Among acculturated Mexican Americans, only a handful of Mexican songs have managed to gain wide popularity and a special cultural significance on this side of the border. A few become iconic songs, with lyrics and melodies memorized by the children and grandchildren of immigrants.
One of them, of course, is “La Bamba,” the traditional jarocho tune turned into a 1950s rock hit by Ritchie Valens, and later reprised by Los Lobos for the 1987 biopic of the teenaged Chicano singer from Pacoima, California. Another is “El Rey,” the mariachi classic by Jose Alfredo Jimenez, about a spurned, penniless vagabond who clings to his overblown pride and capricious ways, a monarch in his own mind.

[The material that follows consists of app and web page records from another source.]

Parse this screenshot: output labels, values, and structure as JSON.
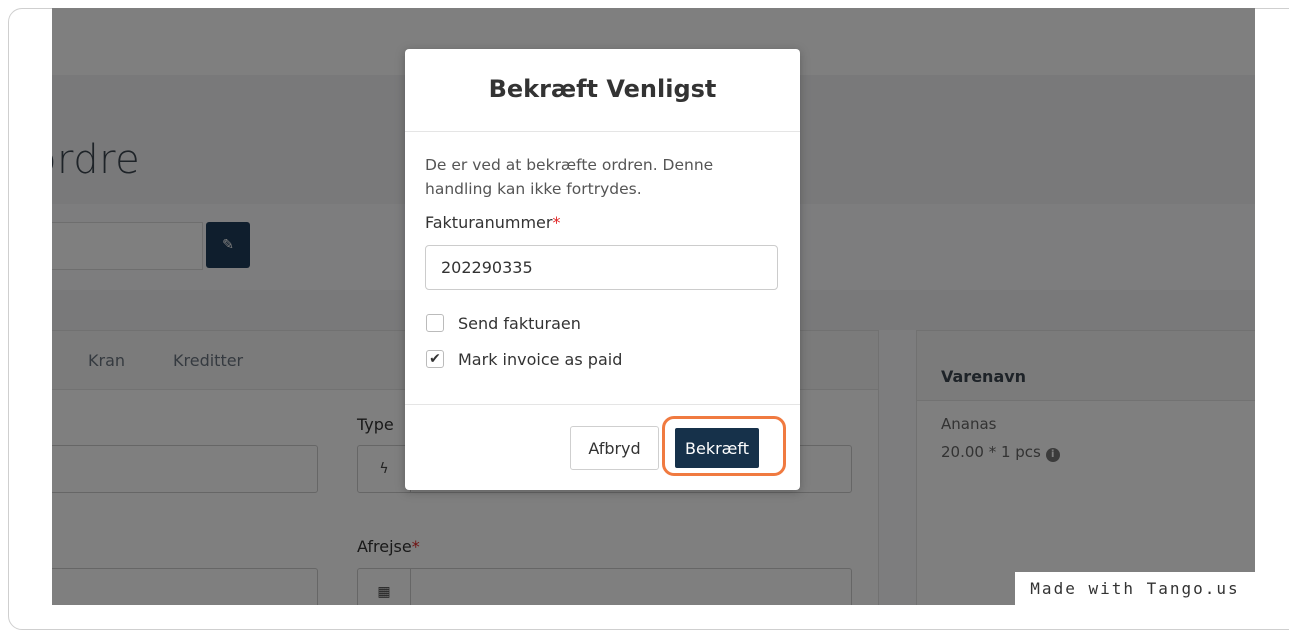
{
  "page": {
    "title_fragment": "ordre",
    "tabs": [
      "Kran",
      "Kreditter"
    ],
    "type_label": "Type",
    "afrejse_label": "Afrejse",
    "required_mark": "*",
    "type_icon": "bolt-icon",
    "calendar_icon": "calendar-icon"
  },
  "side_card": {
    "header": "Varenavn",
    "product_name": "Ananas",
    "product_qty": "20.00 * 1 pcs"
  },
  "modal": {
    "title": "Bekræft Venligst",
    "message": "De er ved at bekræfte ordren. Denne handling kan ikke fortrydes.",
    "invoice_label": "Fakturanummer",
    "required_mark": "*",
    "invoice_value": "202290335",
    "checkboxes": [
      {
        "label": "Send fakturaen",
        "checked": false
      },
      {
        "label": "Mark invoice as paid",
        "checked": true
      }
    ],
    "cancel_label": "Afbryd",
    "confirm_label": "Bekræft"
  },
  "watermark": "Made with Tango.us",
  "colors": {
    "confirm_button": "#16314a",
    "highlight": "#f07a40",
    "required": "#e02424",
    "edit_button": "#1f3d5a"
  }
}
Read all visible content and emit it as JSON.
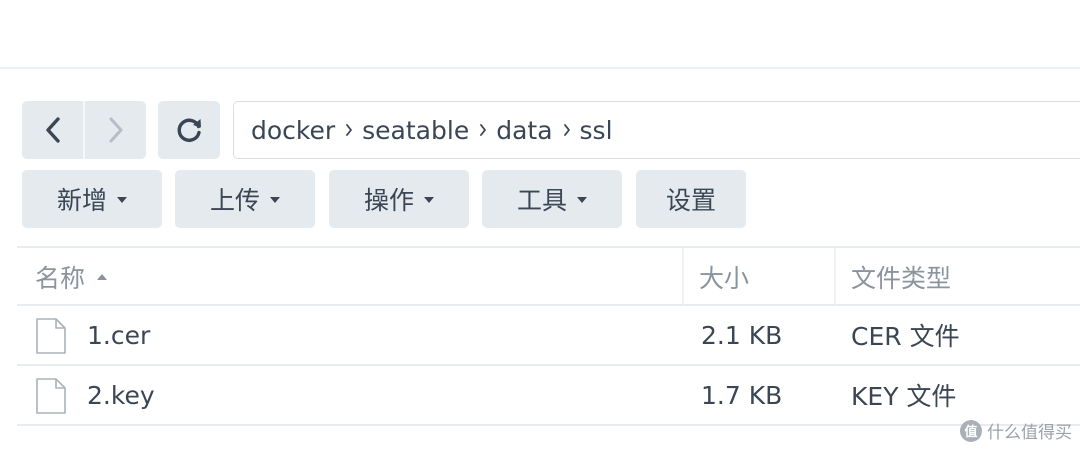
{
  "breadcrumb": [
    "docker",
    "seatable",
    "data",
    "ssl"
  ],
  "toolbar": {
    "create": "新增",
    "upload": "上传",
    "action": "操作",
    "tools": "工具",
    "settings": "设置"
  },
  "table": {
    "columns": {
      "name": "名称",
      "size": "大小",
      "type": "文件类型"
    },
    "rows": [
      {
        "name": "1.cer",
        "size": "2.1 KB",
        "type": "CER 文件"
      },
      {
        "name": "2.key",
        "size": "1.7 KB",
        "type": "KEY 文件"
      }
    ]
  },
  "watermark": {
    "logo": "值",
    "text": "什么值得买"
  },
  "icons": {
    "back": "chevron-left-icon",
    "forward": "chevron-right-icon",
    "refresh": "refresh-icon",
    "breadcrumb_separator": "chevron-right-icon",
    "file": "file-icon",
    "sort": "sort-ascending-icon",
    "dropdown": "caret-down-icon"
  },
  "colors": {
    "button_bg": "#e5eaef",
    "text": "#3a4654",
    "header_text": "#8a949e",
    "disabled_icon": "#b5bdc5",
    "border": "#e8ecef"
  }
}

There is only one song, however, that is so embedded in the bicultural community that it’s been dubbed the Chicano National Anthem. Surprisingly, it’s not a rousing number that stirs some sense of ethnic pride. It’s a beautiful yet sorrowful torch song about the lingering traces of a lost love: “Sabor a Mi.”